> **WHAT YOU WILL DO**: Nothing in the records below should be altered in the copy, although the pictures must be left out.

==== EXERCISE MATERIAL ====

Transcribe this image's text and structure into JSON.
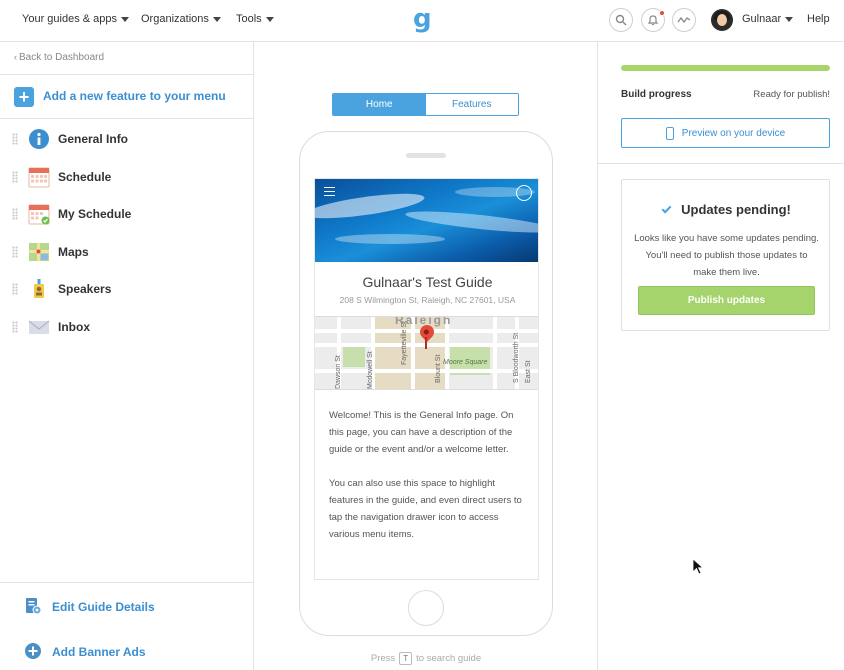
{
  "topnav": {
    "guides_apps": "Your guides & apps",
    "organizations": "Organizations",
    "tools": "Tools",
    "logo": "g",
    "user_name": "Gulnaar",
    "help": "Help"
  },
  "sidebar": {
    "back": "Back to Dashboard",
    "add_feature": "Add a new feature to your menu",
    "items": [
      {
        "label": "General Info",
        "icon": "info-icon"
      },
      {
        "label": "Schedule",
        "icon": "calendar-icon"
      },
      {
        "label": "My Schedule",
        "icon": "calendar-check-icon"
      },
      {
        "label": "Maps",
        "icon": "map-icon"
      },
      {
        "label": "Speakers",
        "icon": "speaker-badge-icon"
      },
      {
        "label": "Inbox",
        "icon": "envelope-icon"
      }
    ],
    "footer": {
      "edit_details": "Edit Guide Details",
      "banner_ads": "Add Banner Ads"
    }
  },
  "preview": {
    "tabs": {
      "home": "Home",
      "features": "Features"
    },
    "guide_title": "Gulnaar's Test Guide",
    "address": "208 S Wilmington St, Raleigh, NC 27601, USA",
    "map": {
      "city": "Raleigh",
      "park": "Moore Square",
      "streets": [
        "Fayetteville St",
        "Blount St",
        "S Bloodworth St",
        "East St",
        "Dawson St",
        "Mcdowell St"
      ]
    },
    "paragraphs": [
      "Welcome! This is the General Info page. On this page, you can have a description of the guide or the event and/or a welcome letter.",
      "You can also use this space to highlight features in the guide, and even direct users to tap the navigation drawer icon to access various menu items."
    ],
    "search_hint": {
      "press": "Press",
      "key": "T",
      "rest": "to search guide"
    }
  },
  "build": {
    "label": "Build progress",
    "status": "Ready for publish!",
    "progress": 1.0,
    "preview_button": "Preview on your device"
  },
  "updates": {
    "title": "Updates pending!",
    "description": "Looks like you have some updates pending. You'll need to publish those updates to make them live.",
    "publish_button": "Publish updates"
  },
  "colors": {
    "accent": "#4aa3df",
    "success": "#a6d46c",
    "alert": "#e74c3c"
  }
}
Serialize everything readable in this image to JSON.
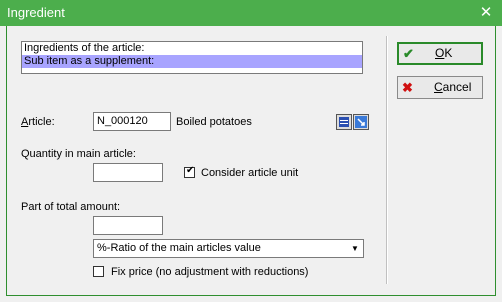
{
  "window": {
    "title": "Ingredient",
    "close_glyph": "✕"
  },
  "listbox": {
    "items": [
      "Ingredients of the article:",
      "Sub item as a supplement:"
    ],
    "selected_index": 1
  },
  "article": {
    "label": "Article:",
    "code": "N_000120",
    "name": "Boiled potatoes"
  },
  "quantity": {
    "label": "Quantity in main article:",
    "value": "",
    "consider_unit_label": "Consider article unit",
    "consider_unit_checked": true
  },
  "part": {
    "label": "Part of total amount:",
    "value": "",
    "ratio_option": "%-Ratio of the main articles value",
    "fix_price_label": "Fix price (no adjustment with reductions)",
    "fix_price_checked": false
  },
  "buttons": {
    "ok_label": "OK",
    "cancel_label": "Cancel"
  },
  "colors": {
    "titlebar": "#4cae4c",
    "selection": "#a8a4ff",
    "ok_icon": "#2a8a2a",
    "cancel_icon": "#d01010"
  },
  "icons": {
    "ok": "check-icon",
    "cancel": "x-icon",
    "close": "close-icon"
  }
}
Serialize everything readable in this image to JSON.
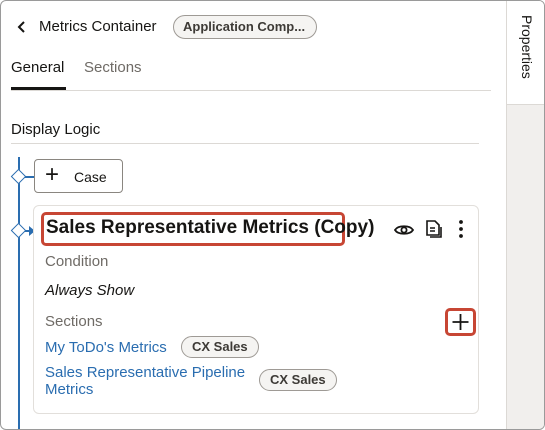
{
  "header": {
    "back_icon": "chevron-left-icon",
    "title": "Metrics Container",
    "badge": "Application Comp..."
  },
  "tabs": [
    {
      "label": "General",
      "active": true
    },
    {
      "label": "Sections",
      "active": false
    }
  ],
  "display_logic": {
    "heading": "Display Logic",
    "case_button_label": "Case"
  },
  "card": {
    "title": "Sales Representative Metrics (Copy)",
    "condition_label": "Condition",
    "condition_value": "Always Show",
    "sections_label": "Sections",
    "sections": [
      {
        "name": "My ToDo's Metrics",
        "badge": "CX Sales"
      },
      {
        "name": "Sales Representative Pipeline Metrics",
        "badge": "CX Sales"
      }
    ]
  },
  "side_panel": {
    "tab_label": "Properties"
  },
  "colors": {
    "accent": "#2a6db0",
    "highlight": "#c74634"
  }
}
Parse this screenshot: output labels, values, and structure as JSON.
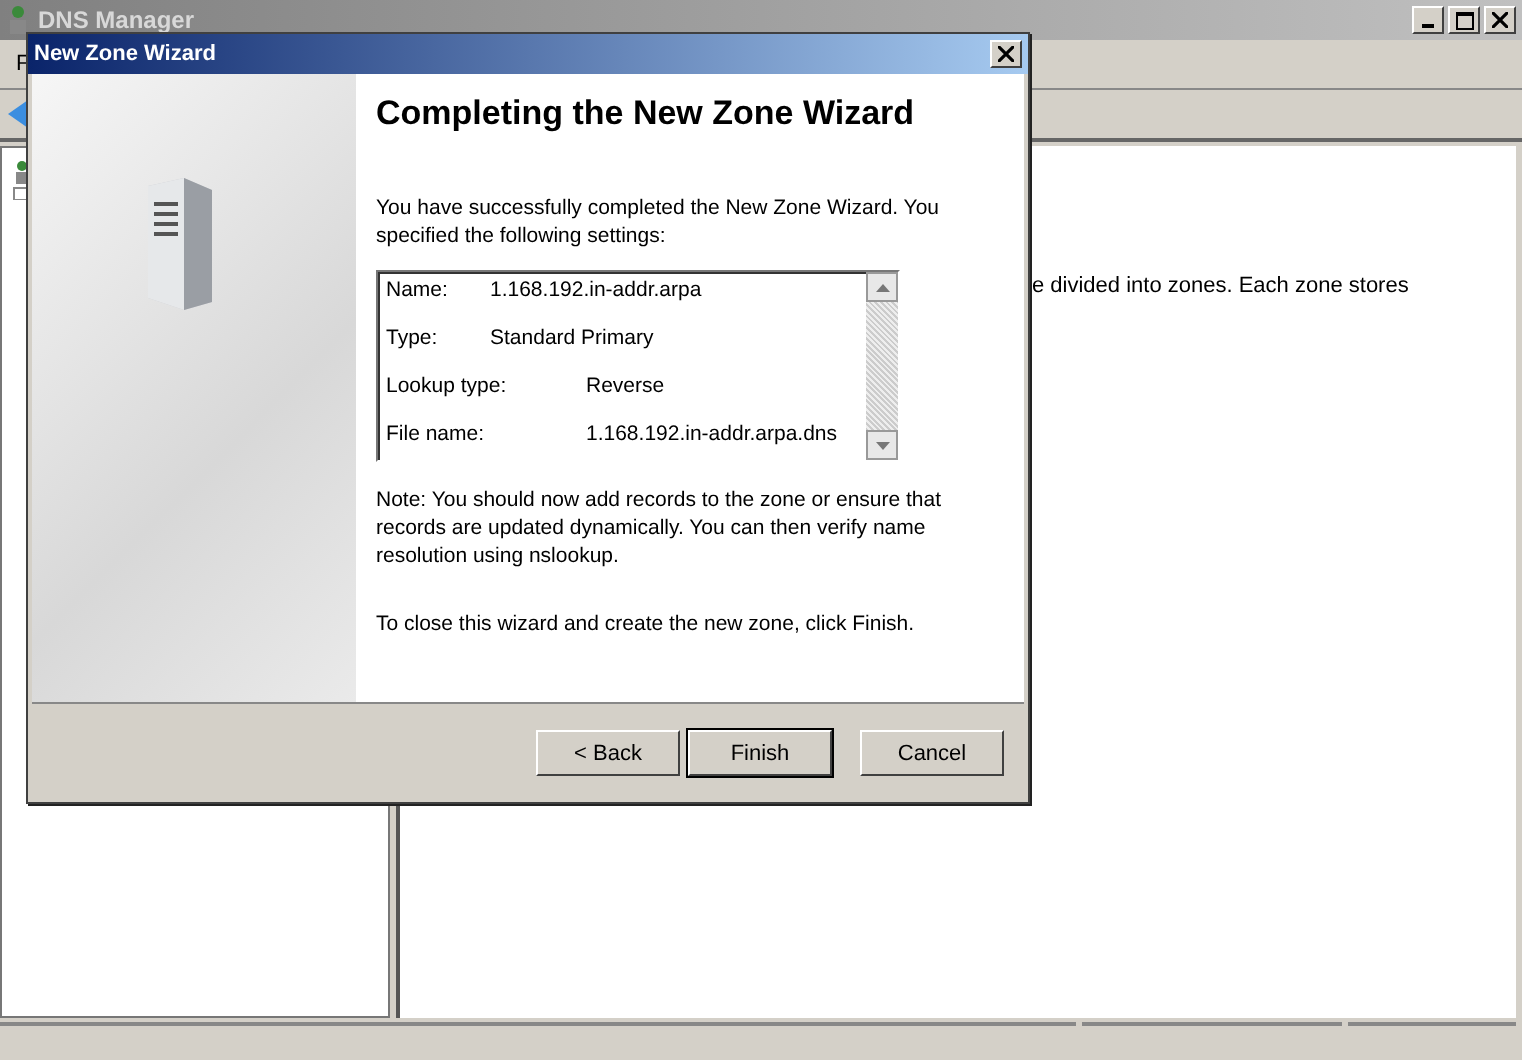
{
  "main_window": {
    "title": "DNS Manager",
    "menu": [
      "F"
    ],
    "right_pane_text": "e divided into zones. Each zone stores"
  },
  "dialog": {
    "title": "New Zone Wizard",
    "heading": "Completing the New Zone Wizard",
    "intro": "You have successfully completed the New Zone Wizard. You specified the following settings:",
    "settings": [
      {
        "label": "Name:",
        "value": "1.168.192.in-addr.arpa"
      },
      {
        "label": "Type:",
        "value": "Standard Primary"
      },
      {
        "label": "Lookup type:",
        "value": "Reverse"
      },
      {
        "label": "File name:",
        "value": "1.168.192.in-addr.arpa.dns"
      }
    ],
    "note": "Note: You should now add records to the zone or ensure that records are updated dynamically. You can then verify name resolution using nslookup.",
    "finish_hint": "To close this wizard and create the new zone, click Finish.",
    "buttons": [
      {
        "label": "< Back",
        "default": false
      },
      {
        "label": "Finish",
        "default": true
      },
      {
        "label": "Cancel",
        "default": false
      }
    ]
  }
}
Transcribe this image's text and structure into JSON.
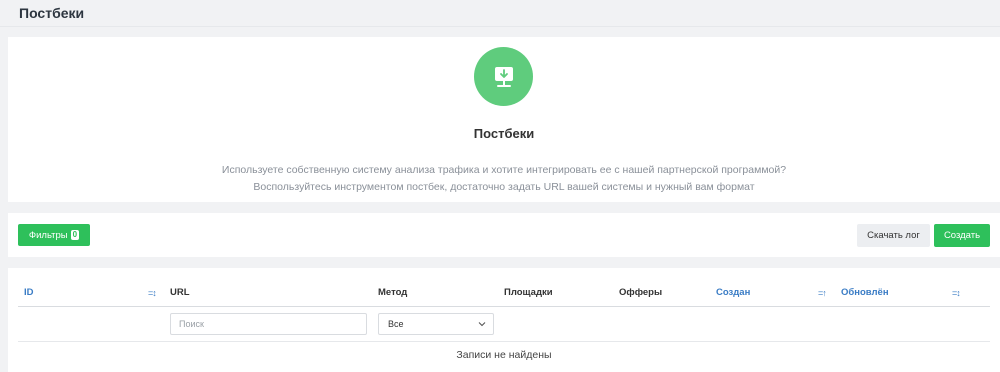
{
  "page": {
    "title": "Постбеки"
  },
  "hero": {
    "icon": "download-to-server-icon",
    "title": "Постбеки",
    "line1": "Используете собственную систему анализа трафика и хотите интегрировать ее с нашей партнерской программой?",
    "line2": "Воспользуйтесь инструментом постбек, достаточно задать URL вашей системы и нужный вам формат"
  },
  "toolbar": {
    "filters_label": "Фильтры",
    "filters_count": "0",
    "download_log_label": "Скачать лог",
    "create_label": "Создать"
  },
  "table": {
    "columns": {
      "id": "ID",
      "url": "URL",
      "method": "Метод",
      "sites": "Площадки",
      "offers": "Офферы",
      "created": "Создан",
      "updated": "Обновлён"
    },
    "filters": {
      "search_placeholder": "Поиск",
      "method_value": "Все"
    },
    "empty_text": "Записи не найдены"
  },
  "colors": {
    "accent_green": "#2ec05b",
    "icon_circle": "#5fcc7d",
    "link_blue": "#3a7cc5"
  }
}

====

> **SOLUTION TO THIS EXERCISE**:
Transcribe this image's text and structure into JSON.
{
  "topnav": {
    "guides_apps": "Your guides & apps",
    "organizations": "Organizations",
    "tools": "Tools",
    "logo": "g",
    "user_name": "Gulnaar",
    "help": "Help"
  },
  "sidebar": {
    "back": "Back to Dashboard",
    "add_feature": "Add a new feature to your menu",
    "items": [
      {
        "label": "General Info",
        "icon": "info-icon"
      },
      {
        "label": "Schedule",
        "icon": "calendar-icon"
      },
      {
        "label": "My Schedule",
        "icon": "calendar-check-icon"
      },
      {
        "label": "Maps",
        "icon": "map-icon"
      },
      {
        "label": "Speakers",
        "icon": "speaker-badge-icon"
      },
      {
        "label": "Inbox",
        "icon": "envelope-icon"
      }
    ],
    "footer": {
      "edit_details": "Edit Guide Details",
      "banner_ads": "Add Banner Ads"
    }
  },
  "preview": {
    "tabs": {
      "home": "Home",
      "features": "Features"
    },
    "guide_title": "Gulnaar's Test Guide",
    "address": "208 S Wilmington St, Raleigh, NC 27601, USA",
    "map": {
      "city": "Raleigh",
      "park": "Moore Square",
      "streets": [
        "Fayetteville St",
        "Blount St",
        "S Bloodworth St",
        "East St",
        "Dawson St",
        "Mcdowell St"
      ]
    },
    "paragraphs": [
      "Welcome! This is the General Info page. On this page, you can have a description of the guide or the event and/or a welcome letter.",
      "You can also use this space to highlight features in the guide, and even direct users to tap the navigation drawer icon to access various menu items."
    ],
    "search_hint": {
      "press": "Press",
      "key": "T",
      "rest": "to search guide"
    }
  },
  "build": {
    "label": "Build progress",
    "status": "Ready for publish!",
    "progress": 1.0,
    "preview_button": "Preview on your device"
  },
  "updates": {
    "title": "Updates pending!",
    "description": "Looks like you have some updates pending. You'll need to publish those updates to make them live.",
    "publish_button": "Publish updates"
  },
  "colors": {
    "accent": "#4aa3df",
    "success": "#a6d46c",
    "alert": "#e74c3c"
  }
}
Serialize everything readable in this image to JSON.
{
  "window": {
    "title": "Ingredient",
    "close_glyph": "✕"
  },
  "listbox": {
    "items": [
      "Ingredients of the article:",
      "Sub item as a supplement:"
    ],
    "selected_index": 1
  },
  "article": {
    "label": "Article:",
    "code": "N_000120",
    "name": "Boiled potatoes"
  },
  "quantity": {
    "label": "Quantity in main article:",
    "value": "",
    "consider_unit_label": "Consider article unit",
    "consider_unit_checked": true
  },
  "part": {
    "label": "Part of total amount:",
    "value": "",
    "ratio_option": "%-Ratio of the main articles value",
    "fix_price_label": "Fix price (no adjustment with reductions)",
    "fix_price_checked": false
  },
  "buttons": {
    "ok_label": "OK",
    "cancel_label": "Cancel"
  },
  "colors": {
    "titlebar": "#4cae4c",
    "selection": "#a8a4ff",
    "ok_icon": "#2a8a2a",
    "cancel_icon": "#d01010"
  },
  "icons": {
    "ok": "check-icon",
    "cancel": "x-icon",
    "close": "close-icon"
  }
}
Serialize everything readable in this image to JSON.
{
  "header": {
    "back_icon": "chevron-left-icon",
    "title": "Metrics Container",
    "badge": "Application Comp..."
  },
  "tabs": [
    {
      "label": "General",
      "active": true
    },
    {
      "label": "Sections",
      "active": false
    }
  ],
  "display_logic": {
    "heading": "Display Logic",
    "case_button_label": "Case"
  },
  "card": {
    "title": "Sales Representative Metrics (Copy)",
    "condition_label": "Condition",
    "condition_value": "Always Show",
    "sections_label": "Sections",
    "sections": [
      {
        "name": "My ToDo's Metrics",
        "badge": "CX Sales"
      },
      {
        "name": "Sales Representative Pipeline Metrics",
        "badge": "CX Sales"
      }
    ]
  },
  "side_panel": {
    "tab_label": "Properties"
  },
  "colors": {
    "accent": "#2a6db0",
    "highlight": "#c74634"
  }
}
Parse this screenshot: output labels, values, and structure as JSON.
{
  "main_window": {
    "title": "DNS Manager",
    "menu": [
      "F"
    ],
    "right_pane_text": "e divided into zones. Each zone stores"
  },
  "dialog": {
    "title": "New Zone Wizard",
    "heading": "Completing the New Zone Wizard",
    "intro": "You have successfully completed the New Zone Wizard. You specified the following settings:",
    "settings": [
      {
        "label": "Name:",
        "value": "1.168.192.in-addr.arpa"
      },
      {
        "label": "Type:",
        "value": "Standard Primary"
      },
      {
        "label": "Lookup type:",
        "value": "Reverse"
      },
      {
        "label": "File name:",
        "value": "1.168.192.in-addr.arpa.dns"
      }
    ],
    "note": "Note: You should now add records to the zone or ensure that records are updated dynamically. You can then verify name resolution using nslookup.",
    "finish_hint": "To close this wizard and create the new zone, click Finish.",
    "buttons": [
      {
        "label": "< Back",
        "default": false
      },
      {
        "label": "Finish",
        "default": true
      },
      {
        "label": "Cancel",
        "default": false
      }
    ]
  }
}
Transcribe this image's text and structure into JSON.
{
  "page": {
    "title": "Постбеки"
  },
  "hero": {
    "icon": "download-to-server-icon",
    "title": "Постбеки",
    "line1": "Используете собственную систему анализа трафика и хотите интегрировать ее с нашей партнерской программой?",
    "line2": "Воспользуйтесь инструментом постбек, достаточно задать URL вашей системы и нужный вам формат"
  },
  "toolbar": {
    "filters_label": "Фильтры",
    "filters_count": "0",
    "download_log_label": "Скачать лог",
    "create_label": "Создать"
  },
  "table": {
    "columns": {
      "id": "ID",
      "url": "URL",
      "method": "Метод",
      "sites": "Площадки",
      "offers": "Офферы",
      "created": "Создан",
      "updated": "Обновлён"
    },
    "filters": {
      "search_placeholder": "Поиск",
      "method_value": "Все"
    },
    "empty_text": "Записи не найдены"
  },
  "colors": {
    "accent_green": "#2ec05b",
    "icon_circle": "#5fcc7d",
    "link_blue": "#3a7cc5"
  }
}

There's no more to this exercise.